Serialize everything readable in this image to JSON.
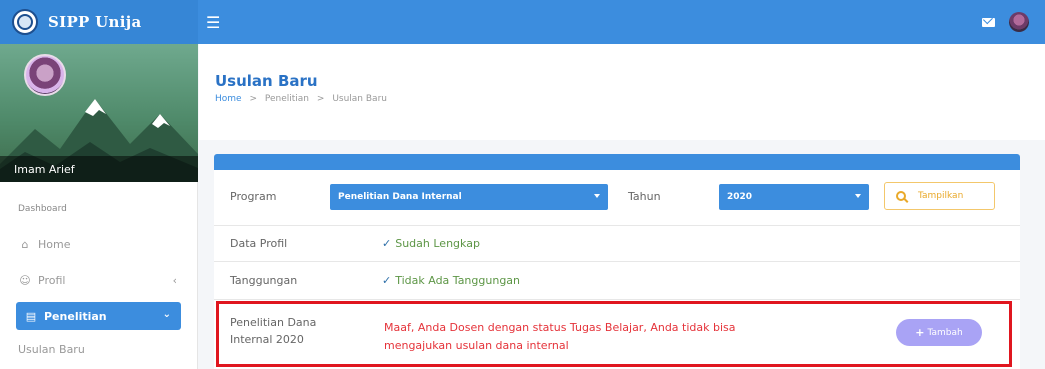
{
  "app": {
    "title": "SIPP Unija"
  },
  "sidebar": {
    "user_name": "Imam Arief",
    "section_header": "Dashboard",
    "items": [
      {
        "label": "Home",
        "icon": "home-icon"
      },
      {
        "label": "Profil",
        "icon": "user-circle-icon"
      },
      {
        "label": "Penelitian",
        "icon": "document-icon"
      }
    ],
    "subitems": [
      {
        "label": "Usulan Baru"
      }
    ]
  },
  "page": {
    "title": "Usulan Baru",
    "breadcrumb": [
      "Home",
      "Penelitian",
      "Usulan Baru"
    ],
    "breadcrumb_sep": ">"
  },
  "filter": {
    "program_label": "Program",
    "program_value": "Penelitian Dana Internal",
    "tahun_label": "Tahun",
    "tahun_value": "2020",
    "button_label": "Tampilkan"
  },
  "rows": [
    {
      "label": "Data Profil",
      "value": "Sudah Lengkap"
    },
    {
      "label": "Tanggungan",
      "value": "Tidak Ada Tanggungan"
    }
  ],
  "highlight": {
    "label_line1": "Penelitian Dana",
    "label_line2": "Internal 2020",
    "warning_line1": "Maaf, Anda Dosen dengan status Tugas Belajar, Anda tidak bisa",
    "warning_line2": "mengajukan usulan dana internal",
    "button_label": "Tambah"
  },
  "colors": {
    "primary": "#3c8dde",
    "warning_text": "#e5333a",
    "highlight_border": "#e0161f",
    "success_text": "#5d9646",
    "tambah_button": "#a9a3f5",
    "tampilkan_accent": "#e9a92a"
  }
}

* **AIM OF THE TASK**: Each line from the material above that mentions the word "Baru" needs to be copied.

* **SOLUTION**:
        "label": "Usulan Baru"
    "title": "Usulan Baru",
      "Usulan Baru"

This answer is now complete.